From Portstewart to Ballycastle in County Antrim, the 53 km (33 mi) Causeway Coast Way passes through the Causeway Coast Area of Outstanding Natural Beauty, several Areas of Special Scientific Interest and Ireland’s only natural UNESCO World Heritage Site, the Giant’s Causeway. The route is largely off road and passes through seascapes and along cliffs, beaches, fields and small towns, with terrain suitable for all with a reasonable level of fitness. Highlights include the Causeway itself, a pavement of around 40,000 interlocking hexagonal columns; and the Carrick-a-Rede rope bridge which spans a 20 m wide chasm between the mainland and a craggy island.

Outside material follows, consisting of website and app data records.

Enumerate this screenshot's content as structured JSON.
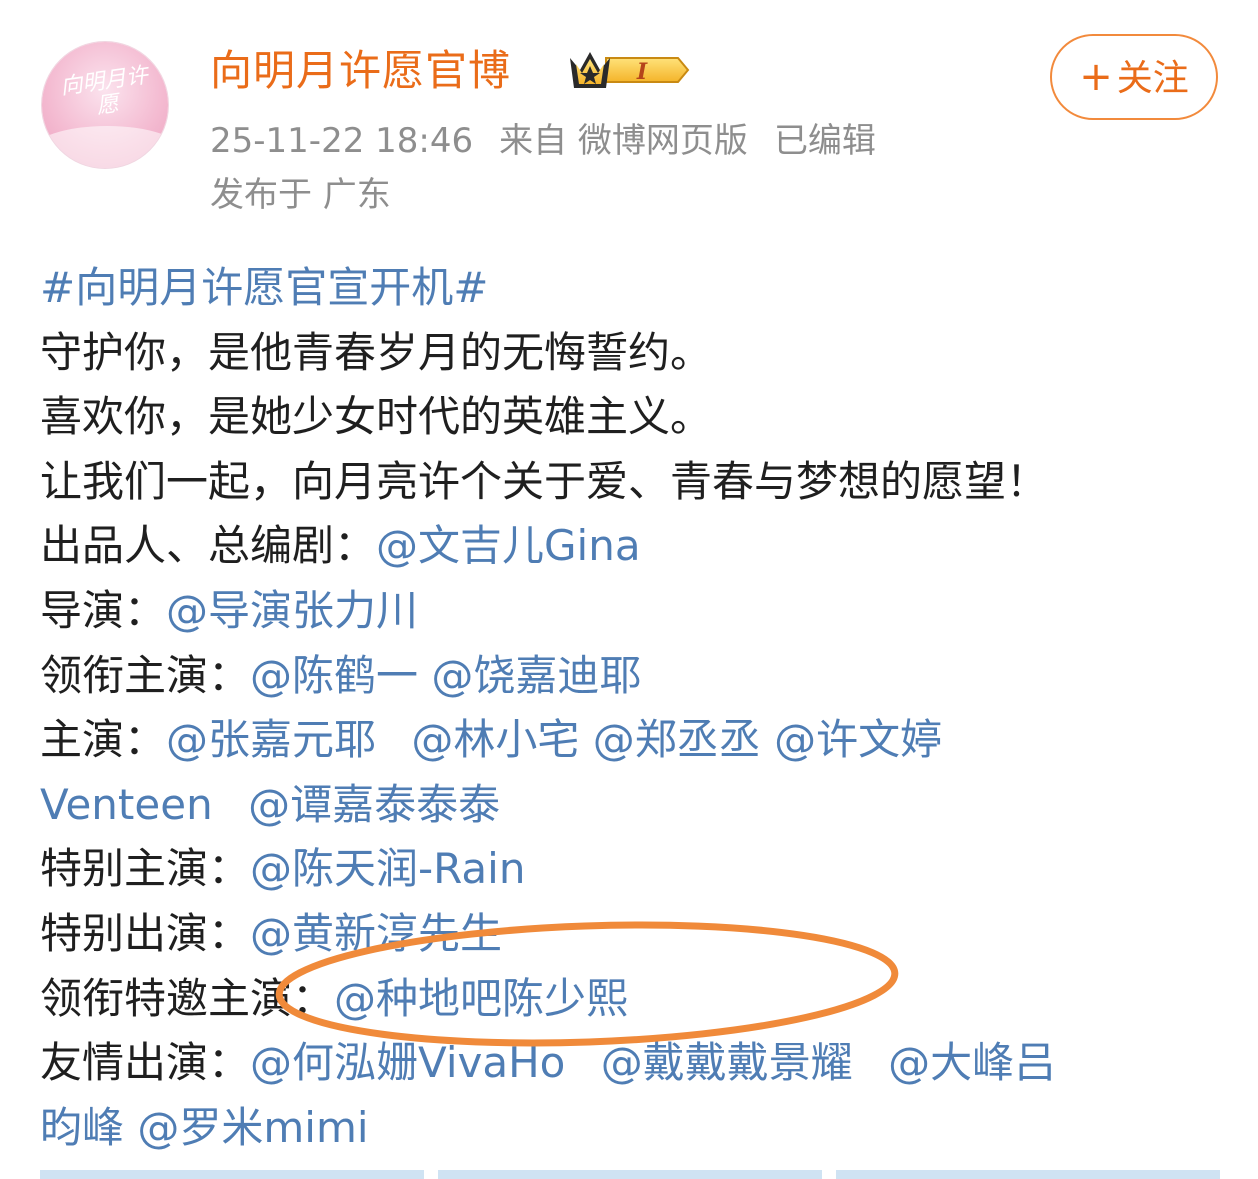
{
  "post": {
    "author": "向明月许愿官博",
    "avatar_text": "向明月许愿",
    "timestamp": "25-11-22 18:46",
    "source": "来自 微博网页版",
    "edited": "已编辑",
    "location": "发布于 广东",
    "follow_label": "关注",
    "follow_icon": "+",
    "vip_badge_text": "I"
  },
  "content": {
    "hashtag": "#向明月许愿官宣开机#",
    "line1": "守护你，是他青春岁月的无悔誓约。",
    "line2": "喜欢你，是她少女时代的英雄主义。",
    "line3": "让我们一起，向月亮许个关于爱、青春与梦想的愿望！",
    "producer_label": "出品人、总编剧：",
    "producer": "@文吉儿Gina",
    "director_label": "导演：",
    "director": "@导演张力川",
    "lead_label": "领衔主演：",
    "lead": [
      "@陈鹤一",
      "@饶嘉迪耶"
    ],
    "cast_label": "主演：",
    "cast_line1": [
      "@张嘉元耶",
      "@林小宅",
      "@郑丞丞",
      "@许文婷"
    ],
    "cast_line2": [
      "Venteen",
      "@谭嘉泰泰泰"
    ],
    "special_label": "特别主演：",
    "special": "@陈天润-Rain",
    "special_appear_label": "特别出演：",
    "special_appear": "@黄新淳先生",
    "guest_lead_label": "领衔特邀主演：",
    "guest_lead": "@种地吧陈少熙",
    "friend_label": "友情出演：",
    "friend_line1": [
      "@何泓姗VivaHo",
      "@戴戴戴景耀",
      "@大峰吕"
    ],
    "friend_line2": [
      "昀峰",
      "@罗米mimi"
    ]
  },
  "colors": {
    "accent": "#ea6c19",
    "link": "#4f7db4",
    "meta": "#8e8e8e",
    "annotation": "#f08a3a"
  },
  "icons": [
    "crown-icon",
    "plus-icon"
  ]
}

This long-distance walking route from Milngavie (just north of Glasgow) to Fort William in the Scottish Highlands is 154.5 km (96 mi) long, stretching from the lowlands through the Highland Boundary Fault Zone and on into the Scottish Highlands. The path mainly uses old communications roads, such as drovers’ roads, old coaching roads and disused railway tracks; and is commonly covered in around eight days – it can be done in less, but this doesn’t give time to stop and appreciate the landscapes. En route the Way passes Loch Lomond, crosses Rannoch Moor and descends into Glen Coe, passing at its end the foot of Ben Nevis, Britain’s highest mountain.
An unofficial long distance footpath devised by Alfred Wainwright himself, this classic route runs for 293 km (182 mi), beginning at St Bees in Cumbria and passing through the Lake District, the Yorkshire Dales and the North York Moors National Parks before ending at Robin Hood’s Bay in North Yorkshire. The original route has been adjusted to avoid trespassing and foot erosion and largely follows public rights of way, tracks and minor roads and is one of the UK’s most popular walks. It takes in rugged mountains and lakes, rolling hills and long stretches of moorland en route, culminating with dramatic coastal scenery at either end.
This is a relatively new trail which seeks to open up the previously little-known scenery of the six dales between Otley in West Yorkshire to Middleham in North Yorkshire. The trail is waymarked throughout its length – 61.8 km (38.4 mi) in total, with an ascent of 1,461 m (4,793 ft); and it lies almost entirely within the Nidderdale Area of Outstanding Natural Beauty. The terrain is varied, ranging from sloping pastureland to flat stretches alongside river valleys; moorland with gritstone outcrops and parkland surrounding ruined abbeys.